Welcome to the new version of CaltechAUTHORS. Login is currently restricted to library staff. If you notice any issues, please email coda@library.caltech.edu
Published May 27, 2018 | Published
Journal Article Open

Photopolarimetric sensitivity to black carbon content of wildfire smoke: Results from the 2016 IMPACT-PM field campaign


Detailed characterization of the aerosol content of wildfire smoke plumes is typically performed through in situ aircraft observations, which have limited temporal and spatial coverage. Extending such observations to regional or global scales requires new remote sensing approaches, such as retrievals that make use of spectropolarimetric, multiangle imaging. In this work measurements made during the Imaging Polarimetric Assessment and Characterization of Tropospheric Particulate Matter (ImPACT‐PM) field campaign in a smoke plume near the town of Lebec in Southern California by the Navy Center for Interdisciplinary Remotely Piloted Aircraft Studies Twin Otter aircraft on 8 July 2016 are used in conjunction with near‐coincident measurements from the Airborne Multiangle SpectroPolarimetric Imager (AirMSPI) on the National Aeronautics and Space Administration ER‐2 high‐altitude research aircraft to assess the sensitivity of spectropolarimetric measurements to the black carbon content of the plume. Tracking visible features in the smoke through the sequence of AirMSPI observations allowed the height of the plume to be estimated through geometric techniques. Then, by constraining the fractional amounts of the aerosol constituents with the in situ data, radiative closure was obtained through simulations performed with a polarimetric radiative transfer code, demonstrating the ability to constrain the black carbon mass fraction to approximately 5%, given the uncertainties in the AirMSPI measurements and the assumption of external mixing of aerosol components.
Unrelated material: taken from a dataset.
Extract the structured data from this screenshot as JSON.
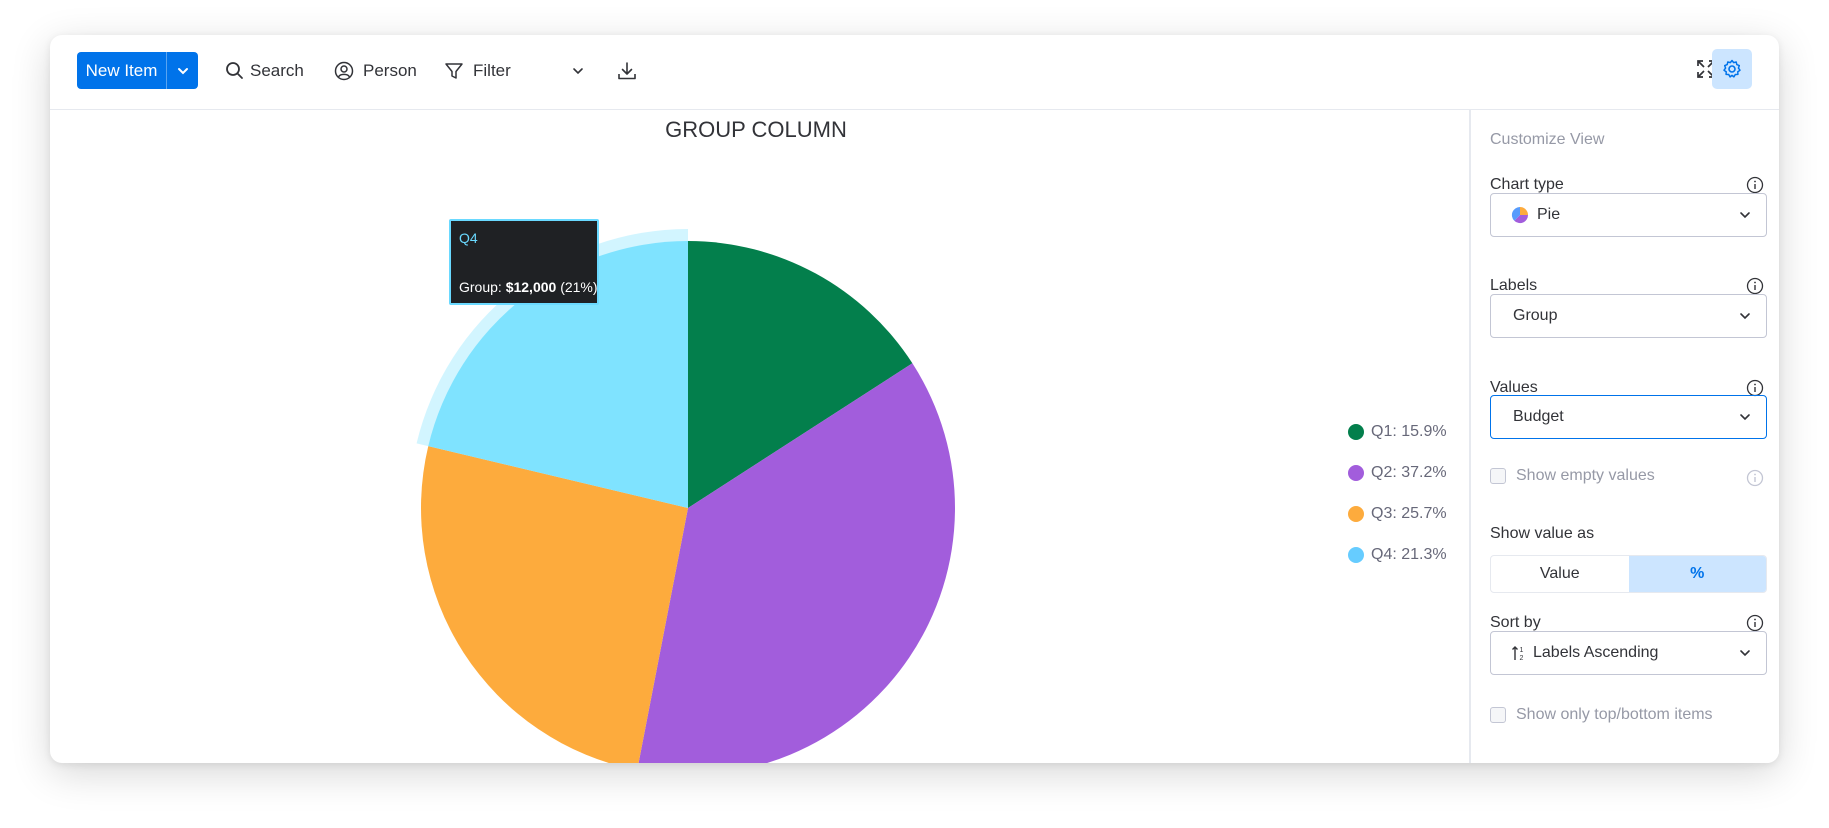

The AirMSPI retrieval, made using a limited set of observations from the 470 nm polarimetric spectral band alone, was also generally consistent with operational retrievals of aerosol optical depth and surface reflectance made by the Multi‐Angle Implementation of Atmospheric Correction algorithm at 1 km resolution.

Additional Information

© 2018 American Geophysical Union. Received 8 NOV 2017; Accepted 8 APR 2018; Accepted article online 16 APR 2018; Published online 19 MAY 2018. We thank three anonymous reviewers for their helpful comments that we believe improved the clarity and readability of this manuscript. Portions of this work were performed at the Jet Propulsion Laboratory, California Institute of Technology, under a contract with the National Aeronautics and Space Administration. The ImPACT‐PM flight campaign was funded partially by the JPL President's and Director's Fund (PDF) program, and partially by NASA headquarters. The field data analysis was supported by an Atmospheric Composition Campaign Data Analysis and Modeling (ACCDAM) grant from NASA's Climate and Radiation Research and Analysis Program, under H. Maring. We acknowledge the use of Rapid Response imagery from the Land, Atmosphere Near real‐time Capability for EOS (LANCE) system operated by the NASA/GSFC/Earth Science Data and Information System (ESDIS) with funding provided by NASA/HQ. Data sets used in the production of this manuscript are archived at https://eosweb.larc.nasa.gov/project/airmspi/preliminary-datasets/ under the link "Kalashnikova_etal_JGR2018_ImPACT‐PM." Access to the data requires a free EarthData login (see webpage for details).

Attached Files

Published - Kalashnikova_et_al-2018-Journal_of_Geophysical_Research_3A_Atmospheres.pdf



Additional details

August 21, 2023
October 18, 2023